Four days ago, open-carry gun rights advocates in Dallas, Texas decided to display their guns at a Chipotle restaurant.

Then, they posted the photos of their “open-carry rally” on social media.

That’s when the gun-control group Moms Demand Action for Gun Sense in America decided to, well, demand action.

They launched a viral campaign, #BurritosNotBullets, asking Chipotle to ban guns from its restaurants.

Just two days later on Monday, Chipotle responded by asking customers not to bring guns into their restaurants.

Via Huffington Post:

The Pro-Gun Invasion of Chipotle Totally Backfired

Gun-rights activists have shot themselves in the foot, again, with a gun rally that caused another major American retail chain to declare firearms unwelcome.

Chipotle on Monday said it wanted customers to stop bringing guns to its restaurants, after photos of an open-carry rally at one of its Dallas restaurants went viral — thanks in part to the shrewd social-media campaign of a gun-control group. The striking photos showed a dozen or so people brandishing firearms, including semiautomatic rifles, both inside and outside the restaurant.

I think that Chipotle Mexican Grill deserves this CSR win (that’s Corporate Social Responsibility), a ton of good publicity after last week’s executive pay black eye, and hopefully a bump in sales.

That’s because the company’s leadership acted fast and unequivocally to do the right thing.

Because come on, there’s no good reason, of any kind, ever, to bring a loaded semi-automatic weapon into a public dining establishment.

In my mind, the open-carry advocates weren’t there for the burritos. They were there to make a point–their point.

Sure, Chipotle took a risk in making their public statement, but it was a calculated one bolstered by public, customer support. They had 10,000 petition signatures and a Twitter storm to back them up.

As well, coming out on the side of moms and families is consistent with Chipotle’s brand value of putting their customers’ needs and wants for healthy food first.

Plus, it’s worth remembering too that, besides being the right thing to do, good CSR action is good business.

From a cold-hard cash perspective, there are a lot of moms (and dads and caretakers and aunties) who like taking their young ones to Chipotle.

And just want to eat their burrito in peace.

This Week’s Reading, Writing and Links

Yes it is. Insurers sue town over flooding claims because “Climate change is a foreseeable risk”.

Microbead ban law moving forward in NY State Assembly: 19 *tons a year* of polluting microbeads wash into NY waterways

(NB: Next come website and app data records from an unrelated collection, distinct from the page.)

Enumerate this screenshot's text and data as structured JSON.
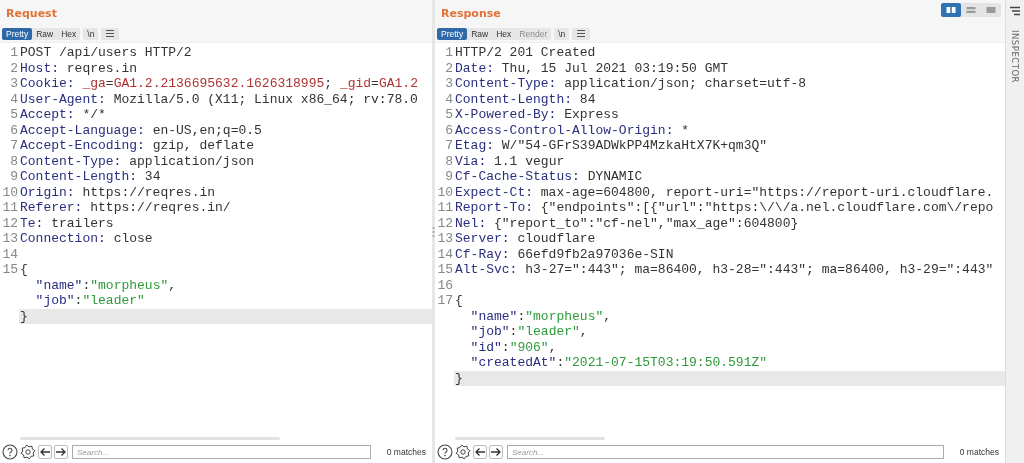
{
  "panes": [
    {
      "title": "Request",
      "tabs": [
        {
          "label": "Pretty",
          "selected": true,
          "disabled": false
        },
        {
          "label": "Raw",
          "selected": false,
          "disabled": false
        },
        {
          "label": "Hex",
          "selected": false,
          "disabled": false
        }
      ],
      "newline_toggle": "\\n",
      "lines": [
        {
          "number": "1",
          "highlighted": false,
          "segments": [
            {
              "kind": "plain",
              "text": "POST /api/users HTTP/2"
            }
          ]
        },
        {
          "number": "2",
          "highlighted": false,
          "segments": [
            {
              "kind": "key",
              "text": "Host:"
            },
            {
              "kind": "plain",
              "text": " reqres.in"
            }
          ]
        },
        {
          "number": "3",
          "highlighted": false,
          "segments": [
            {
              "kind": "key",
              "text": "Cookie:"
            },
            {
              "kind": "cookie",
              "text": " _ga"
            },
            {
              "kind": "plain",
              "text": "="
            },
            {
              "kind": "cookie",
              "text": "GA1.2.2136695632.1626318995"
            },
            {
              "kind": "plain",
              "text": "; "
            },
            {
              "kind": "cookie",
              "text": "_gid"
            },
            {
              "kind": "plain",
              "text": "="
            },
            {
              "kind": "cookie",
              "text": "GA1.2"
            }
          ]
        },
        {
          "number": "4",
          "highlighted": false,
          "segments": [
            {
              "kind": "key",
              "text": "User-Agent:"
            },
            {
              "kind": "plain",
              "text": " Mozilla/5.0 (X11; Linux x86_64; rv:78.0"
            }
          ]
        },
        {
          "number": "5",
          "highlighted": false,
          "segments": [
            {
              "kind": "key",
              "text": "Accept:"
            },
            {
              "kind": "plain",
              "text": " */*"
            }
          ]
        },
        {
          "number": "6",
          "highlighted": false,
          "segments": [
            {
              "kind": "key",
              "text": "Accept-Language:"
            },
            {
              "kind": "plain",
              "text": " en-US,en;q=0.5"
            }
          ]
        },
        {
          "number": "7",
          "highlighted": false,
          "segments": [
            {
              "kind": "key",
              "text": "Accept-Encoding:"
            },
            {
              "kind": "plain",
              "text": " gzip, deflate"
            }
          ]
        },
        {
          "number": "8",
          "highlighted": false,
          "segments": [
            {
              "kind": "key",
              "text": "Content-Type:"
            },
            {
              "kind": "plain",
              "text": " application/json"
            }
          ]
        },
        {
          "number": "9",
          "highlighted": false,
          "segments": [
            {
              "kind": "key",
              "text": "Content-Length:"
            },
            {
              "kind": "plain",
              "text": " 34"
            }
          ]
        },
        {
          "number": "10",
          "highlighted": false,
          "segments": [
            {
              "kind": "key",
              "text": "Origin:"
            },
            {
              "kind": "plain",
              "text": " https://reqres.in"
            }
          ]
        },
        {
          "number": "11",
          "highlighted": false,
          "segments": [
            {
              "kind": "key",
              "text": "Referer:"
            },
            {
              "kind": "plain",
              "text": " https://reqres.in/"
            }
          ]
        },
        {
          "number": "12",
          "highlighted": false,
          "segments": [
            {
              "kind": "key",
              "text": "Te:"
            },
            {
              "kind": "plain",
              "text": " trailers"
            }
          ]
        },
        {
          "number": "13",
          "highlighted": false,
          "segments": [
            {
              "kind": "key",
              "text": "Connection:"
            },
            {
              "kind": "plain",
              "text": " close"
            }
          ]
        },
        {
          "number": "14",
          "highlighted": false
        },
        {
          "number": "15",
          "highlighted": false,
          "segments": [
            {
              "kind": "plain",
              "text": "{"
            }
          ]
        },
        {
          "highlighted": false,
          "segments": [
            {
              "kind": "jsonkey",
              "text": "  \"name\""
            },
            {
              "kind": "plain",
              "text": ":"
            },
            {
              "kind": "string",
              "text": "\"morpheus\""
            },
            {
              "kind": "plain",
              "text": ","
            }
          ]
        },
        {
          "highlighted": false,
          "segments": [
            {
              "kind": "jsonkey",
              "text": "  \"job\""
            },
            {
              "kind": "plain",
              "text": ":"
            },
            {
              "kind": "string",
              "text": "\"leader\""
            }
          ]
        },
        {
          "highlighted": true,
          "segments": [
            {
              "kind": "plain",
              "text": "}"
            }
          ]
        }
      ],
      "search": {
        "placeholder": "Search..."
      },
      "match_count": "0 matches"
    },
    {
      "title": "Response",
      "tabs": [
        {
          "label": "Pretty",
          "selected": true,
          "disabled": false
        },
        {
          "label": "Raw",
          "selected": false,
          "disabled": false
        },
        {
          "label": "Hex",
          "selected": false,
          "disabled": false
        },
        {
          "label": "Render",
          "selected": false,
          "disabled": true
        }
      ],
      "newline_toggle": "\\n",
      "lines": [
        {
          "number": "1",
          "highlighted": false,
          "segments": [
            {
              "kind": "plain",
              "text": "HTTP/2 201 Created"
            }
          ]
        },
        {
          "number": "2",
          "highlighted": false,
          "segments": [
            {
              "kind": "key",
              "text": "Date:"
            },
            {
              "kind": "plain",
              "text": " Thu, 15 Jul 2021 03:19:50 GMT"
            }
          ]
        },
        {
          "number": "3",
          "highlighted": false,
          "segments": [
            {
              "kind": "key",
              "text": "Content-Type:"
            },
            {
              "kind": "plain",
              "text": " application/json; charset=utf-8"
            }
          ]
        },
        {
          "number": "4",
          "highlighted": false,
          "segments": [
            {
              "kind": "key",
              "text": "Content-Length:"
            },
            {
              "kind": "plain",
              "text": " 84"
            }
          ]
        },
        {
          "number": "5",
          "highlighted": false,
          "segments": [
            {
              "kind": "key",
              "text": "X-Powered-By:"
            },
            {
              "kind": "plain",
              "text": " Express"
            }
          ]
        },
        {
          "number": "6",
          "highlighted": false,
          "segments": [
            {
              "kind": "key",
              "text": "Access-Control-Allow-Origin:"
            },
            {
              "kind": "plain",
              "text": " *"
            }
          ]
        },
        {
          "number": "7",
          "highlighted": false,
          "segments": [
            {
              "kind": "key",
              "text": "Etag:"
            },
            {
              "kind": "plain",
              "text": " W/\"54-GFrS39ADWkPP4MzkaHtX7K+qm3Q\""
            }
          ]
        },
        {
          "number": "8",
          "highlighted": false,
          "segments": [
            {
              "kind": "key",
              "text": "Via:"
            },
            {
              "kind": "plain",
              "text": " 1.1 vegur"
            }
          ]
        },
        {
          "number": "9",
          "highlighted": false,
          "segments": [
            {
              "kind": "key",
              "text": "Cf-Cache-Status:"
            },
            {
              "kind": "plain",
              "text": " DYNAMIC"
            }
          ]
        },
        {
          "number": "10",
          "highlighted": false,
          "segments": [
            {
              "kind": "key",
              "text": "Expect-Ct:"
            },
            {
              "kind": "plain",
              "text": " max-age=604800, report-uri=\"https://report-uri.cloudflare."
            }
          ]
        },
        {
          "number": "11",
          "highlighted": false,
          "segments": [
            {
              "kind": "key",
              "text": "Report-To:"
            },
            {
              "kind": "plain",
              "text": " {\"endpoints\":[{\"url\":\"https:\\/\\/a.nel.cloudflare.com\\/repo"
            }
          ]
        },
        {
          "number": "12",
          "highlighted": false,
          "segments": [
            {
              "kind": "key",
              "text": "Nel:"
            },
            {
              "kind": "plain",
              "text": " {\"report_to\":\"cf-nel\",\"max_age\":604800}"
            }
          ]
        },
        {
          "number": "13",
          "highlighted": false,
          "segments": [
            {
              "kind": "key",
              "text": "Server:"
            },
            {
              "kind": "plain",
              "text": " cloudflare"
            }
          ]
        },
        {
          "number": "14",
          "highlighted": false,
          "segments": [
            {
              "kind": "key",
              "text": "Cf-Ray:"
            },
            {
              "kind": "plain",
              "text": " 66efd9fb2a97036e-SIN"
            }
          ]
        },
        {
          "number": "15",
          "highlighted": false,
          "segments": [
            {
              "kind": "key",
              "text": "Alt-Svc:"
            },
            {
              "kind": "plain",
              "text": " h3-27=\":443\"; ma=86400, h3-28=\":443\"; ma=86400, h3-29=\":443\""
            }
          ]
        },
        {
          "number": "16",
          "highlighted": false
        },
        {
          "number": "17",
          "highlighted": false,
          "segments": [
            {
              "kind": "plain",
              "text": "{"
            }
          ]
        },
        {
          "highlighted": false,
          "segments": [
            {
              "kind": "jsonkey",
              "text": "  \"name\""
            },
            {
              "kind": "plain",
              "text": ":"
            },
            {
              "kind": "string",
              "text": "\"morpheus\""
            },
            {
              "kind": "plain",
              "text": ","
            }
          ]
        },
        {
          "highlighted": false,
          "segments": [
            {
              "kind": "jsonkey",
              "text": "  \"job\""
            },
            {
              "kind": "plain",
              "text": ":"
            },
            {
              "kind": "string",
              "text": "\"leader\""
            },
            {
              "kind": "plain",
              "text": ","
            }
          ]
        },
        {
          "highlighted": false,
          "segments": [
            {
              "kind": "jsonkey",
              "text": "  \"id\""
            },
            {
              "kind": "plain",
              "text": ":"
            },
            {
              "kind": "string",
              "text": "\"906\""
            },
            {
              "kind": "plain",
              "text": ","
            }
          ]
        },
        {
          "highlighted": false,
          "segments": [
            {
              "kind": "jsonkey",
              "text": "  \"createdAt\""
            },
            {
              "kind": "plain",
              "text": ":"
            },
            {
              "kind": "string",
              "text": "\"2021-07-15T03:19:50.591Z\""
            }
          ]
        },
        {
          "highlighted": true,
          "segments": [
            {
              "kind": "plain",
              "text": "}"
            }
          ]
        }
      ],
      "search": {
        "placeholder": "Search..."
      },
      "match_count": "0 matches"
    }
  ],
  "layout_buttons": [
    {
      "kind": "columns",
      "selected": true
    },
    {
      "kind": "rows",
      "selected": false
    },
    {
      "kind": "single",
      "selected": false
    }
  ],
  "sidebar": {
    "label": "INSPECTOR"
  }
}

Well done job by Climate Outreach: 7 ideas for helping IPCC communicate climate action better with storytelling

Profile of NJ ‘s state climatologist Robinson.

Clear, inspiring how-to on building action by William McDonough. Butterfly Resolution!

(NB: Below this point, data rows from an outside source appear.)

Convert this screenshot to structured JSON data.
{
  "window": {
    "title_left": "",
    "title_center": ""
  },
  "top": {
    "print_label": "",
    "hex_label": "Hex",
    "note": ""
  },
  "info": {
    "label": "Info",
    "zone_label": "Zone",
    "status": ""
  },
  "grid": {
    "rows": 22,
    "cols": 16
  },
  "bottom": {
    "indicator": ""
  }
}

Job for some well-qualified person: Sustainability director position for Amherst College, MA, USA

Q for EU friends: When will European Council officially adopt the EU corp disclosure into law?

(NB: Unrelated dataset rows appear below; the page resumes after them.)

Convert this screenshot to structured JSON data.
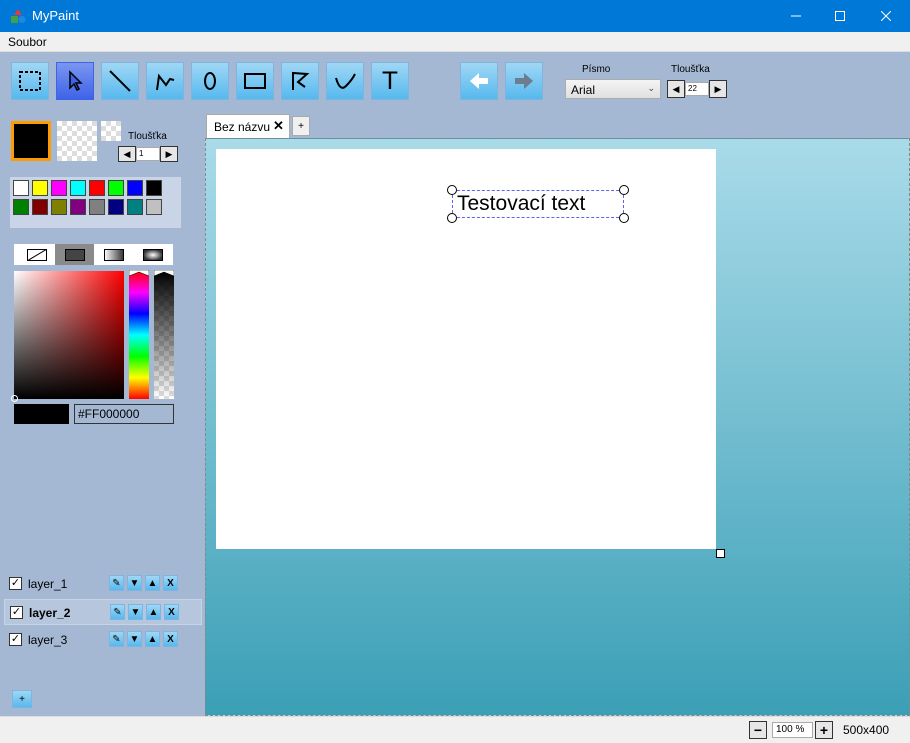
{
  "window": {
    "title": "MyPaint"
  },
  "menu": {
    "file": "Soubor"
  },
  "toolbar": {
    "tools": [
      {
        "name": "select-rect",
        "icon": "dashed-rectangle-icon",
        "active": false
      },
      {
        "name": "pointer",
        "icon": "cursor-arrow-icon",
        "active": true
      },
      {
        "name": "line",
        "icon": "line-icon",
        "active": false
      },
      {
        "name": "polyline",
        "icon": "polyline-icon",
        "active": false
      },
      {
        "name": "ellipse",
        "icon": "ellipse-icon",
        "active": false
      },
      {
        "name": "rectangle",
        "icon": "rectangle-icon",
        "active": false
      },
      {
        "name": "polygon",
        "icon": "polygon-icon",
        "active": false
      },
      {
        "name": "curve",
        "icon": "curve-icon",
        "active": false
      },
      {
        "name": "text",
        "icon": "text-icon",
        "active": false
      }
    ],
    "text_tool_glyph": "T",
    "undo_icon": "arrow-left-icon",
    "redo_icon": "arrow-right-icon",
    "font_label": "Písmo",
    "font_value": "Arial",
    "stroke_label": "Tloušťka",
    "stroke_value": "22"
  },
  "colors": {
    "primary": "#000000",
    "accent_border": "#ff9a00",
    "brush_label": "Tloušťka",
    "brush_value": "1",
    "palette": [
      "#ffffff",
      "#ffff00",
      "#ff00ff",
      "#00ffff",
      "#ff0000",
      "#00ff00",
      "#0000ff",
      "#000000",
      "#008000",
      "#800000",
      "#808000",
      "#800080",
      "#808080",
      "#000080",
      "#008080",
      "#c0c0c0"
    ],
    "hex_value": "#FF000000"
  },
  "layers": [
    {
      "name": "layer_1",
      "checked": true,
      "selected": false
    },
    {
      "name": "layer_2",
      "checked": true,
      "selected": true
    },
    {
      "name": "layer_3",
      "checked": true,
      "selected": false
    }
  ],
  "layer_add": "+",
  "document": {
    "tab_title": "Bez názvu",
    "tab_close": "✕",
    "new_tab": "+",
    "text_object": "Testovací text"
  },
  "status": {
    "zoom_minus": "−",
    "zoom_value": "100 %",
    "zoom_plus": "+",
    "canvas_size": "500x400"
  }
}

Thanks to Aman Singh for getting my #sustybiz Twitter chat question answered:

Microbeads ban passed NY Assembly *108-0* last week. Way to go @5Gyres @Anna_Cummins

Kudos NJ’s Star-Ledger Editorial Board for this strong statement: Climate disruption & Christie inaction.